Now let's talk about the beaches. You can't talk about the Caribbean without talking about the beaches. We went to three beaches. Two of which are local secrets that tourists don't know about yet. The first was like a little bay surrounded by volcanic rock or something and the second we had to hike down a trail in the jungle to get to. And the touristy beach was great because we went before school got out so there weren't a bunch of tweens walking around trying to look hot. The water was bluer than back home and I could see about 10 feet or so in.

Notice the shark nets.

And how about all the sites to see? Puerto Rico has a rich history. Christopher Columbus himself landed on the island and soon preceeded to rape and murder the native inhabitants(Sarcasm. Kind of). The name Puerto Rico means "rich port" and it became a center of trade during the Colonial Period. Few centuries down the road, Spain pissed of the US and lost the Spanish-American War in 1898 and Puerto Rico became a territory of the US, along with the Philippines. Along the coast you find some old Spanish forts turned into museums that are pretty awesome. And unless my memory is starting to go from all the Pomtinis I've been knocking back, I believe one of the guides said that in five hundred years none of the forts had ever fallen to enemy forces.

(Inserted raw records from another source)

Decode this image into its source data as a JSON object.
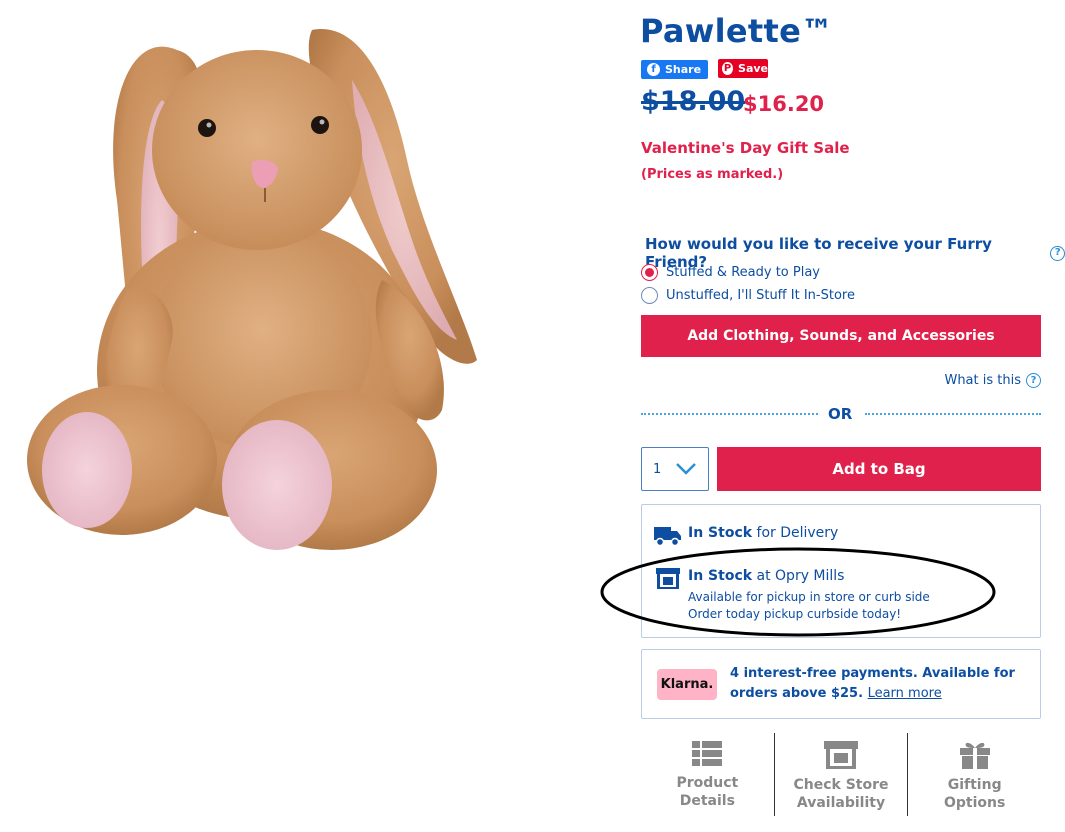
{
  "product": {
    "title": "Pawlette™",
    "image_name": "plush-bunny"
  },
  "social": {
    "share_label": "Share",
    "save_label": "Save"
  },
  "price": {
    "original": "$18.00",
    "sale": "$16.20",
    "sale_label": "Valentine's Day Gift Sale",
    "sale_note": "(Prices as marked.)"
  },
  "receive": {
    "question": "How would you like to receive your Furry Friend?",
    "options": [
      {
        "label": "Stuffed & Ready to Play",
        "selected": true
      },
      {
        "label": "Unstuffed, I'll Stuff It In-Store",
        "selected": false
      }
    ]
  },
  "actions": {
    "accessories_label": "Add Clothing, Sounds, and Accessories",
    "what_is_this": "What is this",
    "or_label": "OR",
    "quantity": "1",
    "add_to_bag": "Add to Bag"
  },
  "stock": {
    "delivery_status": "In Stock",
    "delivery_suffix": "for Delivery",
    "store_status": "In Stock",
    "store_suffix": "at Opry Mills",
    "store_line1": "Available for pickup in store or curb side",
    "store_line2": "Order today pickup curbside today!"
  },
  "klarna": {
    "badge": "Klarna.",
    "text": "4 interest-free payments. Available for orders above $25.",
    "link": "Learn more"
  },
  "tabs": [
    {
      "label": "Product Details",
      "icon": "list-icon"
    },
    {
      "label": "Check Store Availability",
      "icon": "store-icon"
    },
    {
      "label": "Gifting Options",
      "icon": "gift-icon"
    }
  ],
  "colors": {
    "brand_blue": "#0d4ea1",
    "accent_red": "#e0214b"
  }
}
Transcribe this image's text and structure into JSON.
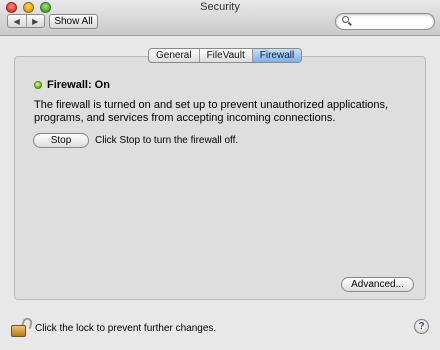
{
  "window": {
    "title": "Security"
  },
  "toolbar": {
    "back_glyph": "◀",
    "forward_glyph": "▶",
    "show_all_label": "Show All",
    "search_placeholder": "",
    "search_value": ""
  },
  "tabs": [
    {
      "label": "General"
    },
    {
      "label": "FileVault"
    },
    {
      "label": "Firewall",
      "active": true
    }
  ],
  "firewall": {
    "status": "Firewall: On",
    "status_color": "#67b20b",
    "description": "The firewall is turned on and set up to prevent unauthorized applications, programs, and services from accepting incoming connections.",
    "stop_label": "Stop",
    "stop_hint": "Click Stop to turn the firewall off.",
    "advanced_label": "Advanced..."
  },
  "footer": {
    "lock_text": "Click the lock to prevent further changes.",
    "help_glyph": "?",
    "lock_icon": "lock-open-icon"
  }
}
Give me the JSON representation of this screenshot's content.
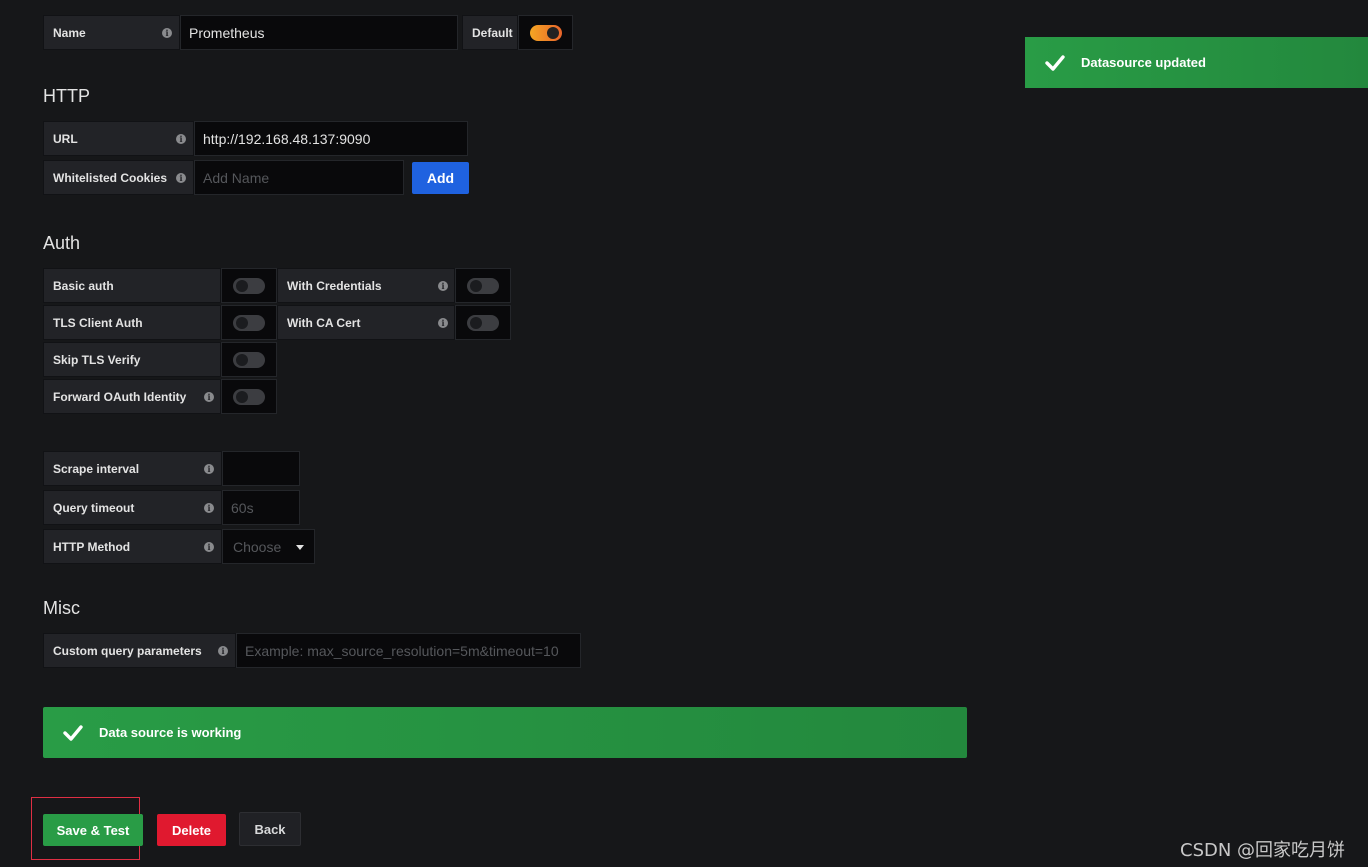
{
  "name_row": {
    "label": "Name",
    "value": "Prometheus",
    "default_label": "Default",
    "default_on": true
  },
  "http": {
    "title": "HTTP",
    "url_label": "URL",
    "url_value": "http://192.168.48.137:9090",
    "cookies_label": "Whitelisted Cookies",
    "cookies_placeholder": "Add Name",
    "add_label": "Add"
  },
  "auth": {
    "title": "Auth",
    "basic_auth": "Basic auth",
    "with_credentials": "With Credentials",
    "tls_client_auth": "TLS Client Auth",
    "with_ca_cert": "With CA Cert",
    "skip_tls_verify": "Skip TLS Verify",
    "forward_oauth": "Forward OAuth Identity"
  },
  "prom": {
    "scrape_label": "Scrape interval",
    "scrape_value": "",
    "timeout_label": "Query timeout",
    "timeout_placeholder": "60s",
    "method_label": "HTTP Method",
    "method_value": "Choose"
  },
  "misc": {
    "title": "Misc",
    "custom_label": "Custom query parameters",
    "custom_placeholder": "Example: max_source_resolution=5m&timeout=10"
  },
  "alerts": {
    "working": "Data source is working",
    "toast": "Datasource updated"
  },
  "buttons": {
    "save": "Save & Test",
    "delete": "Delete",
    "back": "Back"
  },
  "watermark": "CSDN @回家吃月饼",
  "colors": {
    "success": "#299c46",
    "primary": "#1f62e0",
    "danger": "#d44a3a",
    "highlight_box": "#e02f44"
  }
}
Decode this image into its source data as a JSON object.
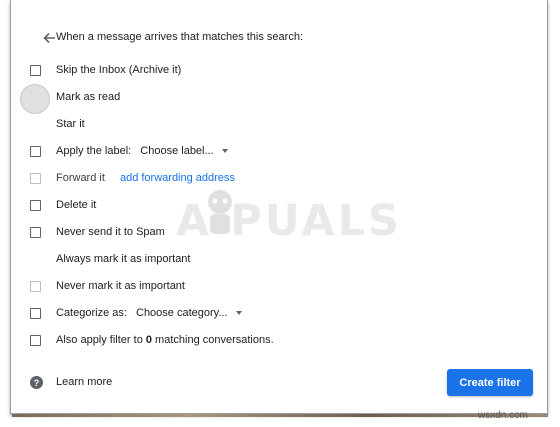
{
  "header": {
    "title": "When a message arrives that matches this search:"
  },
  "options": [
    {
      "id": "skip-inbox",
      "label": "Skip the Inbox (Archive it)"
    },
    {
      "id": "mark-read",
      "label": "Mark as read"
    },
    {
      "id": "star",
      "label": "Star it"
    },
    {
      "id": "apply-label",
      "label": "Apply the label:",
      "select": "Choose label..."
    },
    {
      "id": "forward",
      "label": "Forward it",
      "link": "add forwarding address"
    },
    {
      "id": "delete",
      "label": "Delete it"
    },
    {
      "id": "never-spam",
      "label": "Never send it to Spam"
    },
    {
      "id": "always-important",
      "label": "Always mark it as important"
    },
    {
      "id": "never-important",
      "label": "Never mark it as important"
    },
    {
      "id": "categorize",
      "label": "Categorize as:",
      "select": "Choose category..."
    },
    {
      "id": "also-apply",
      "label_prefix": "Also apply filter to ",
      "count": "0",
      "label_suffix": " matching conversations."
    }
  ],
  "footer": {
    "help_glyph": "?",
    "learn_more": "Learn more",
    "create_filter": "Create filter"
  },
  "watermark": {
    "text": "A  PUALS"
  },
  "site": "wsxdn.com",
  "colors": {
    "primary": "#1a73e8",
    "text": "#202124",
    "icon": "#5f6368"
  }
}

This fort is the best fort ever.

Aside from the big fancy hotels in the tourist district of San Juan, pastel colored houses in the suburbs and the plantain plantations there is the only tropical forest preserve of the US in the interier of the island up in the mountains. Just be careful though. There's spiders the size of your head. We went to the summit of one of, if not the tallest mountain of the island where their was a three hundred year old observation tower. From the top we could see several of the islands cities.

Proper tower protocol is to see spit over the side and see who's hits the ground first.

How about some of that awesome Puerto Rican culture? Let's start with the food. It was fantastic overall. I wasn't too fond of some of the plantain dishes. For those of you who don't know a plantain is like a banana if the banana tasted like a sweaty foot and it's used extensively in Central and South American cooking. One of the most popular local dishes is called Mofongo which is made from crushed up plantains and mixed with butter and spices to have the taste and consistency of mashed potatos.

It also looks like hammered shit. I had it twice. Once with fried pork and then with diced conch. Freakin' delicious. Moving on from food. Puerto Rico has some of the best cigars I've ever had. Freshly made and treated with tender loving care. Mmmmmmm. And fairly cheap as well!

If you're planning on going there are some things you should be aware of.

1. Don't assume people know English. Just because it is a territory of the US English is not widely spoken. They teach it in schools but it's kind of like how they teach Spanish in American schools. Most people don't pay attention. Learn Spanish to get around.

2. Be aware of risks. Puerto Rico has a high crime rate. Don't look like a chump and you should be fine.

3. DON'T GO TO THE MOVIES. Puerto Ricans are worse than black people in the movies. I saw "Avatar" for the first time there and barely sat through it. I was about to get into a fight. They're loud as shit, always talking and walking around. If you want to see a movie just get it on bootleg around the corner.

4. Don't just hang around the toursist spots. Seriously. It's lame.

5. Don't neglect the tourist spots either! There's some interesting stuff to be seen!

6. Watch out for the Chupacabra!

Apparently they're attracted to rock hard abs and ladies who look suspiciously man-like.

More pics:

Check it out if you get the opportunity!

Travel in China,

No comments:

Post a Comment